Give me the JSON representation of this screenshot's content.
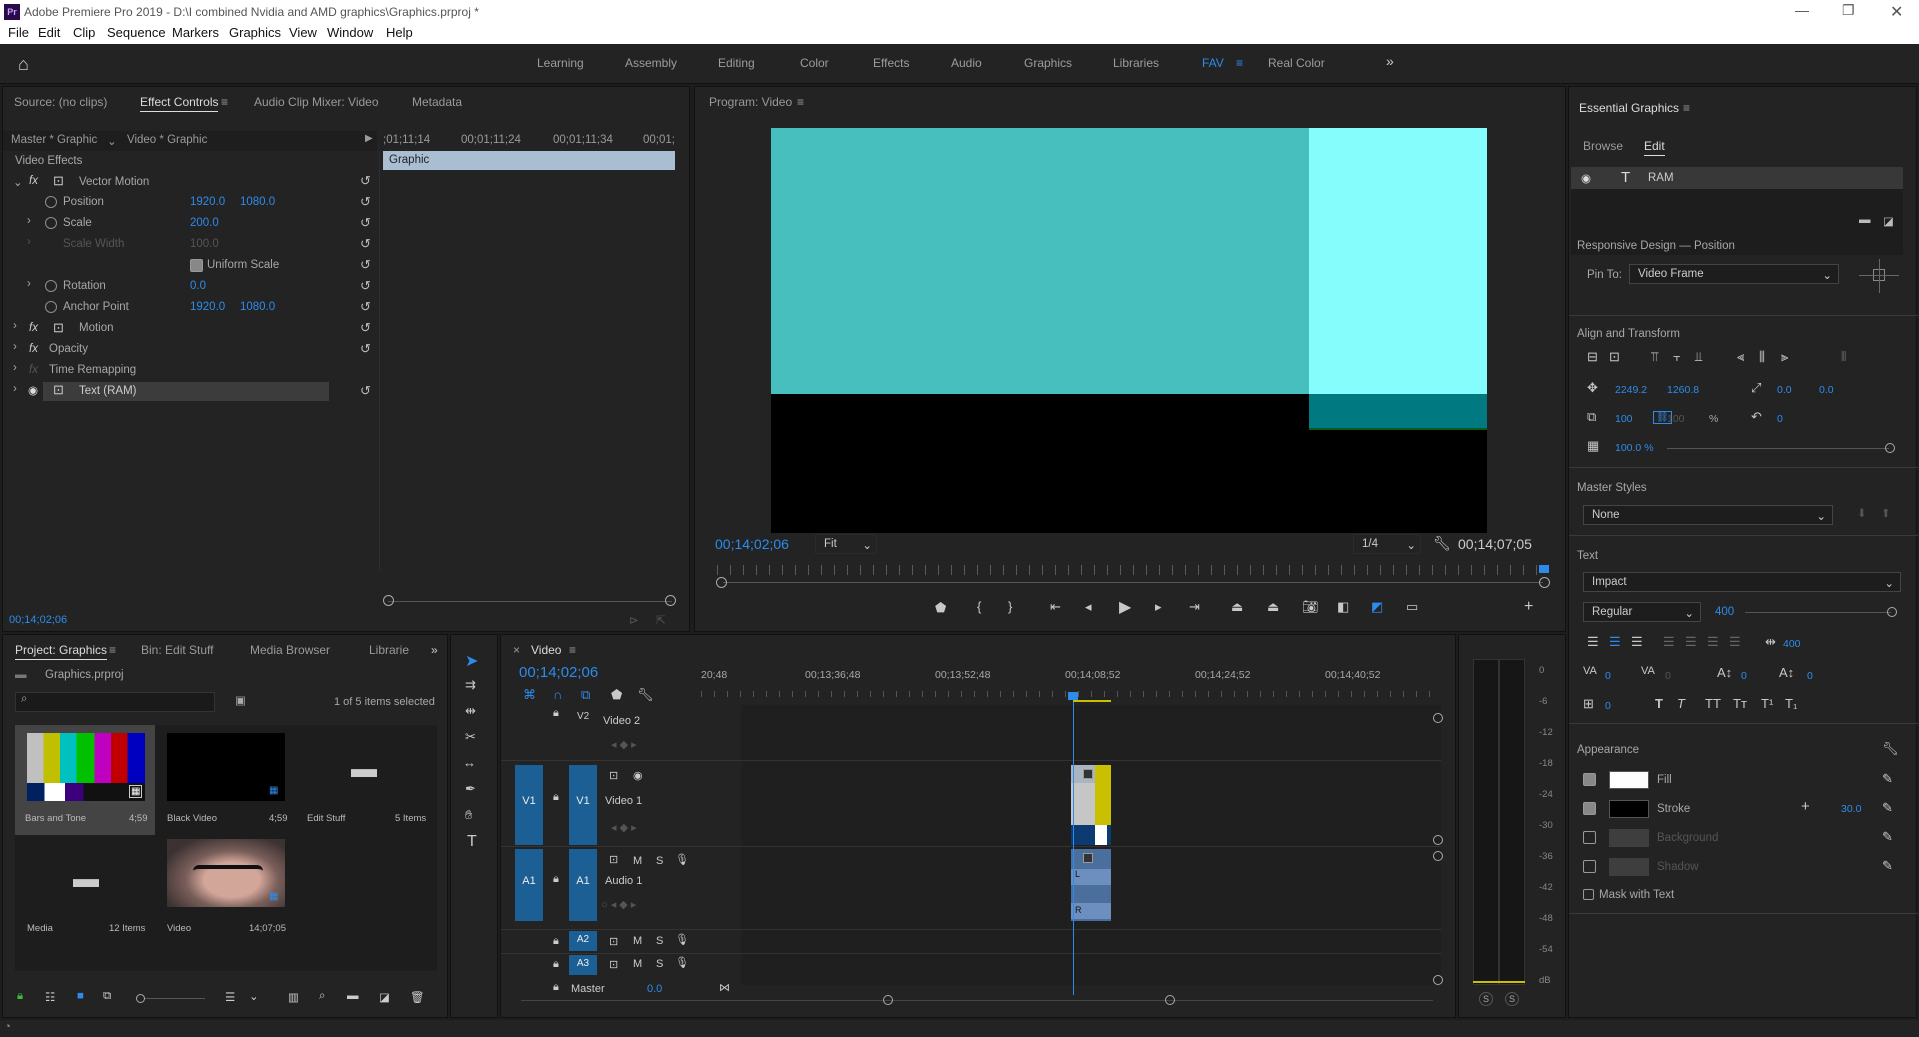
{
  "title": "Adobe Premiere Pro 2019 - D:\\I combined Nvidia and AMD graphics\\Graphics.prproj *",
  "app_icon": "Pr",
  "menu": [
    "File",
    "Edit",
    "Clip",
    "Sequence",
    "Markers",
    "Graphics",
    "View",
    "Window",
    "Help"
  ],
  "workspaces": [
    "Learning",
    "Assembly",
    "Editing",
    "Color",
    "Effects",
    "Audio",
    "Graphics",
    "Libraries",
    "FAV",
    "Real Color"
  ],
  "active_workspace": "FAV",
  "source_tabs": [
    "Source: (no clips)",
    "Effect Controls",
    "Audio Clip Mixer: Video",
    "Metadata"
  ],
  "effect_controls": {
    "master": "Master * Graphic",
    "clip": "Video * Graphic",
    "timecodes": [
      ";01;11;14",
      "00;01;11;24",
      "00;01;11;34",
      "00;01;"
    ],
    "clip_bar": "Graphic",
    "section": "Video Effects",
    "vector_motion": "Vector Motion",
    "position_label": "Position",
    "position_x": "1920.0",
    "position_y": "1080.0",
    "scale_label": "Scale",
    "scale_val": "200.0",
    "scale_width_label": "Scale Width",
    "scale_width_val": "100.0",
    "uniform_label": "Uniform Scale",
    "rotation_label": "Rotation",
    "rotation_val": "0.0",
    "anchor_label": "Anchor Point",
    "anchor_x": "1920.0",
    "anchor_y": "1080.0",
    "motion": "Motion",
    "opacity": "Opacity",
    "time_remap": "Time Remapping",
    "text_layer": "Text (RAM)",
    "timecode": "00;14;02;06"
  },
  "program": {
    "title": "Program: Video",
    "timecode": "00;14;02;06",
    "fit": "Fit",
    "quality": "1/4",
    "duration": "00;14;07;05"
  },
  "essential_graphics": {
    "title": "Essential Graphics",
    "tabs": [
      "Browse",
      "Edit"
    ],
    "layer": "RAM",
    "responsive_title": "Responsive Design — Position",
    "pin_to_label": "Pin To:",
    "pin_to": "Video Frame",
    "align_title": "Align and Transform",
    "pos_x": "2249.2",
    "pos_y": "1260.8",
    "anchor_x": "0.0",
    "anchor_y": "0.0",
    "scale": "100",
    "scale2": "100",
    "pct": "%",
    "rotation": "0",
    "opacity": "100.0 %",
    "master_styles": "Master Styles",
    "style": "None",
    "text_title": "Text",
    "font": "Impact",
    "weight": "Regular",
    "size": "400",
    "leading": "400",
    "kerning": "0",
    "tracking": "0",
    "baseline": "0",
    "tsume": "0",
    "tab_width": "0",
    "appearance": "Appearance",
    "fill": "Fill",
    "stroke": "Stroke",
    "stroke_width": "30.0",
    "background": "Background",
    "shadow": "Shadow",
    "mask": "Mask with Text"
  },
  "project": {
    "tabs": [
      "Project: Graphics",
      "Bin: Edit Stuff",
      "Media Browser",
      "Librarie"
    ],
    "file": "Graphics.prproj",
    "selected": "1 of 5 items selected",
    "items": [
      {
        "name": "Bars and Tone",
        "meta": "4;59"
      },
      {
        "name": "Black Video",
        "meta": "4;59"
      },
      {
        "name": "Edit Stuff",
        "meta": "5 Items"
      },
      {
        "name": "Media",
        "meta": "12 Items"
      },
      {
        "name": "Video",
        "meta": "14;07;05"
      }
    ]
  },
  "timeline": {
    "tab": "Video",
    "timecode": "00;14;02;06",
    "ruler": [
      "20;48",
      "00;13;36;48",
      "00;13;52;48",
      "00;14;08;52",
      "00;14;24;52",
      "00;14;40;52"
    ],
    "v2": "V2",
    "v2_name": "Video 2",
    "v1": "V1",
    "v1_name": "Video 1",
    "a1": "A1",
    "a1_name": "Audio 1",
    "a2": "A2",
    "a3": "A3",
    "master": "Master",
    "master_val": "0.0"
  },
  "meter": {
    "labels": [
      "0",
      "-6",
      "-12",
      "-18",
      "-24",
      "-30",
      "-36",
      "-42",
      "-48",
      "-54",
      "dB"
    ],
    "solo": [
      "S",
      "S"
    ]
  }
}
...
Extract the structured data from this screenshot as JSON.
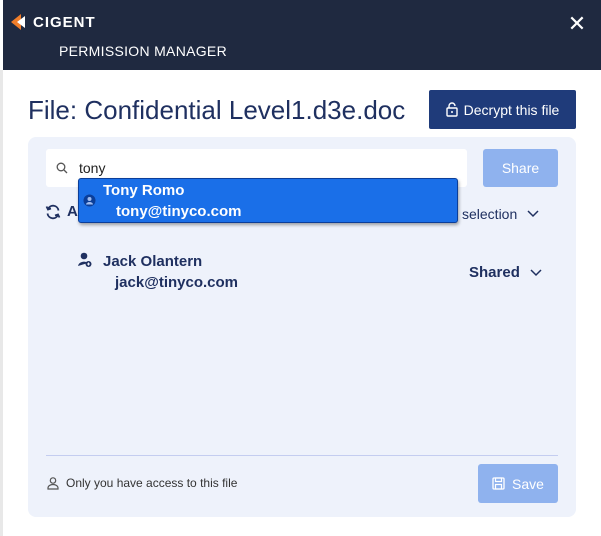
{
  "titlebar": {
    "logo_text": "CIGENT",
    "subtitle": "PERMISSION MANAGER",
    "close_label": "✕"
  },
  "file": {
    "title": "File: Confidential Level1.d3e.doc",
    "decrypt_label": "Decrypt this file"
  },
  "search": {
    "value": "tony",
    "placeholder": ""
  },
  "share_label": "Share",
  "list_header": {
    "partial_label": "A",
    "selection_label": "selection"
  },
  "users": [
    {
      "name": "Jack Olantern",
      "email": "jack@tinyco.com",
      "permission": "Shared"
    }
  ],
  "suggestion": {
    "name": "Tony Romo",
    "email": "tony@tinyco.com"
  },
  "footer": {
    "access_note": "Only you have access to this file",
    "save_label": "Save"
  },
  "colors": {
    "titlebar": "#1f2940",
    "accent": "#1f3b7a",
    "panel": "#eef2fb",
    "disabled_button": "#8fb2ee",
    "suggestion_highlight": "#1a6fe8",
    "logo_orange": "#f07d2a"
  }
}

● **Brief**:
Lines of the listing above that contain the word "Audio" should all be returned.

● **Exercise output**:
    "Audio",
    "Audio Clip Mixer: Video",
    "a1_name": "Audio 1",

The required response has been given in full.